■ Task brief
The output should be every line below, retyped exactly, with no images.

+++ Listed records +++

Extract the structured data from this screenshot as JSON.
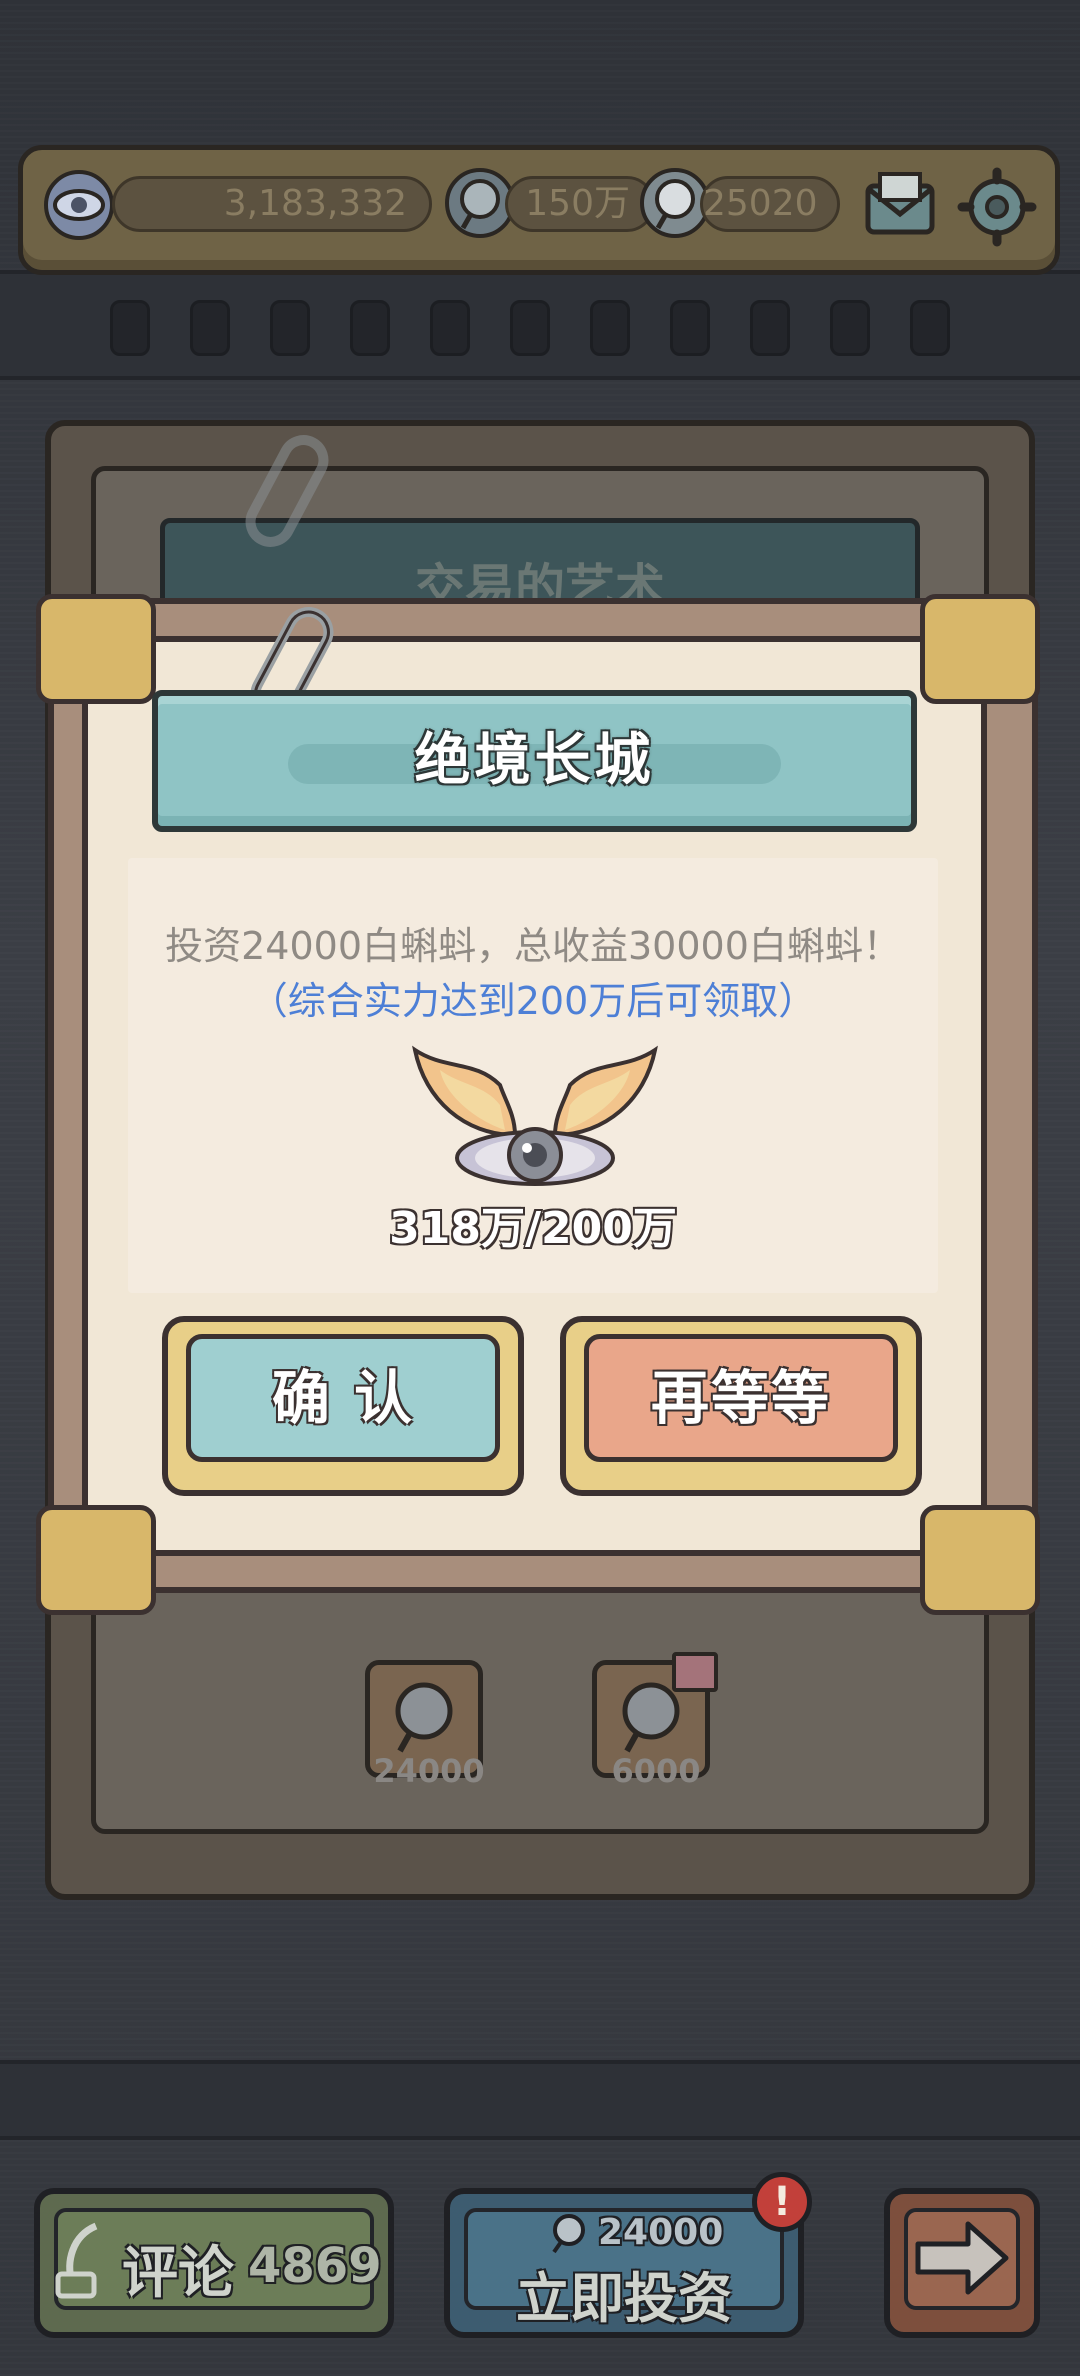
{
  "topbar": {
    "eye_count": "3,183,332",
    "tadpole_count": "150万",
    "white_tadpole_count": "25020"
  },
  "background_card": {
    "title": "交易的艺术",
    "rewards": [
      "24000",
      "6000"
    ]
  },
  "dialog": {
    "title": "绝境长城",
    "description": "投资24000白蝌蚪，总收益30000白蝌蚪！",
    "hint": "（综合实力达到200万后可领取）",
    "progress": "318万/200万",
    "confirm_label": "确  认",
    "wait_label": "再等等"
  },
  "bottom": {
    "comment_label": "评论",
    "comment_count": "4869",
    "invest_cost": "24000",
    "invest_label": "立即投资",
    "badge": "!"
  },
  "colors": {
    "ribbon": "#8fc4c5",
    "confirm": "#9fcfd0",
    "wait": "#e9a68a",
    "hint_blue": "#4d7fd6",
    "gold": "#e8cf88"
  }
}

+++

■ Problem solution
Extract the structured data from this screenshot as JSON.
{
  "topbar": {
    "eye_count": "3,183,332",
    "tadpole_count": "150万",
    "white_tadpole_count": "25020"
  },
  "background_card": {
    "title": "交易的艺术",
    "rewards": [
      "24000",
      "6000"
    ]
  },
  "dialog": {
    "title": "绝境长城",
    "description": "投资24000白蝌蚪，总收益30000白蝌蚪！",
    "hint": "（综合实力达到200万后可领取）",
    "progress": "318万/200万",
    "confirm_label": "确  认",
    "wait_label": "再等等"
  },
  "bottom": {
    "comment_label": "评论",
    "comment_count": "4869",
    "invest_cost": "24000",
    "invest_label": "立即投资",
    "badge": "!"
  },
  "colors": {
    "ribbon": "#8fc4c5",
    "confirm": "#9fcfd0",
    "wait": "#e9a68a",
    "hint_blue": "#4d7fd6",
    "gold": "#e8cf88"
  }
}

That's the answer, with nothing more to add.